[EXTRACTED MATERIAL]
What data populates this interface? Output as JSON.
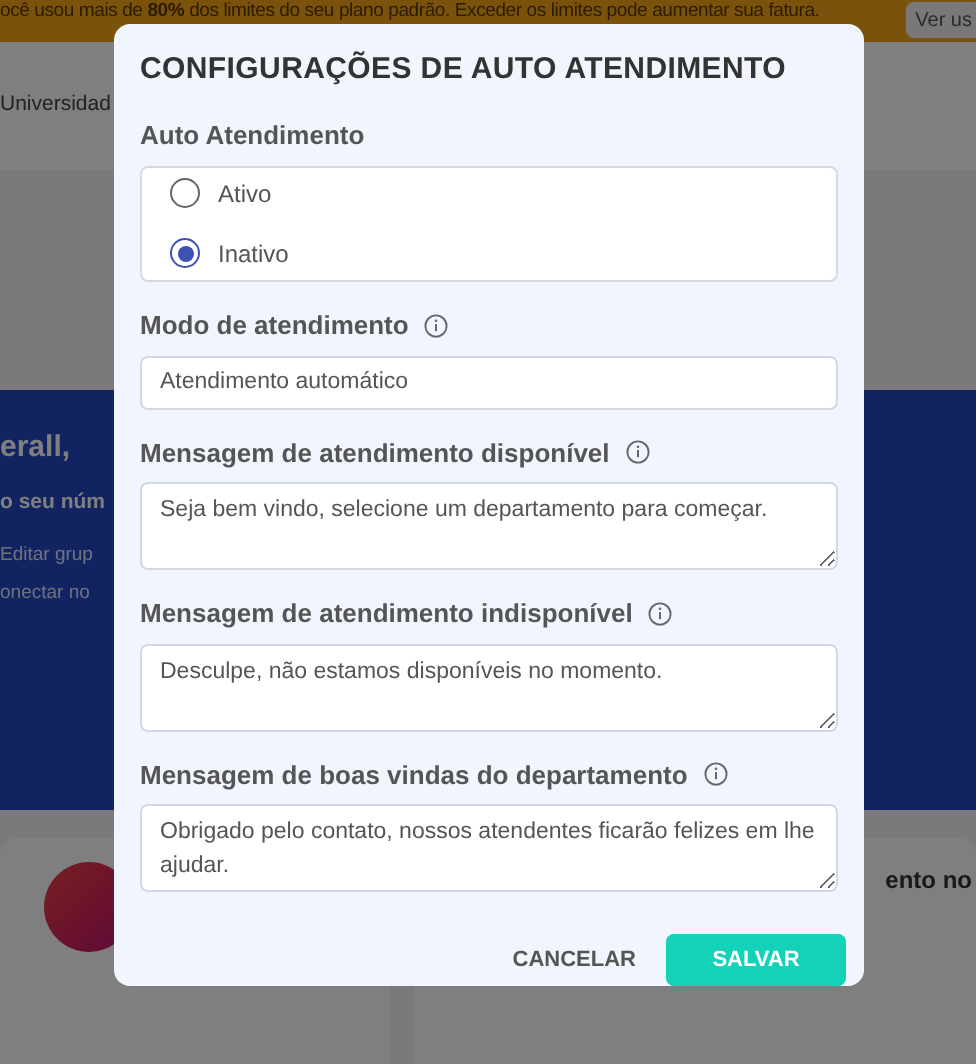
{
  "banner": {
    "text": "ocê usou mais de **80%** dos limites do seu plano padrão. Exceder os limites pode aumentar sua fatura.",
    "button": "Ver us"
  },
  "header": {
    "link": "Universidad"
  },
  "hero": {
    "title": "erall,",
    "subtitle": "o seu núm",
    "lines": [
      "Editar grup",
      "onectar no"
    ]
  },
  "cards": {
    "right_title": "ento no"
  },
  "dialog": {
    "title": "CONFIGURAÇÕES DE AUTO ATENDIMENTO",
    "auto": {
      "label": "Auto Atendimento",
      "options": [
        {
          "label": "Ativo",
          "selected": false
        },
        {
          "label": "Inativo",
          "selected": true
        }
      ]
    },
    "fields": [
      {
        "kind": "input",
        "label": "Modo de atendimento",
        "info_icon": true,
        "value": "Atendimento automático"
      },
      {
        "kind": "textarea",
        "label": "Mensagem de atendimento disponível",
        "info_icon": true,
        "value": "Seja bem vindo, selecione um departamento para começar."
      },
      {
        "kind": "textarea",
        "label": "Mensagem de atendimento indisponível",
        "info_icon": true,
        "value": "Desculpe, não estamos disponíveis no momento."
      },
      {
        "kind": "textarea",
        "label": "Mensagem de boas vindas do departamento",
        "info_icon": true,
        "value": "Obrigado pelo contato, nossos atendentes ficarão felizes em lhe ajudar."
      }
    ],
    "buttons": {
      "cancel": "CANCELAR",
      "save": "SALVAR"
    }
  }
}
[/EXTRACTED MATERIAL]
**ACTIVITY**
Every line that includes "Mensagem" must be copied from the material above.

**YOUR RESPONSE**
        "label": "Mensagem de atendimento disponível",
        "label": "Mensagem de atendimento indisponível",
        "label": "Mensagem de boas vindas do departamento",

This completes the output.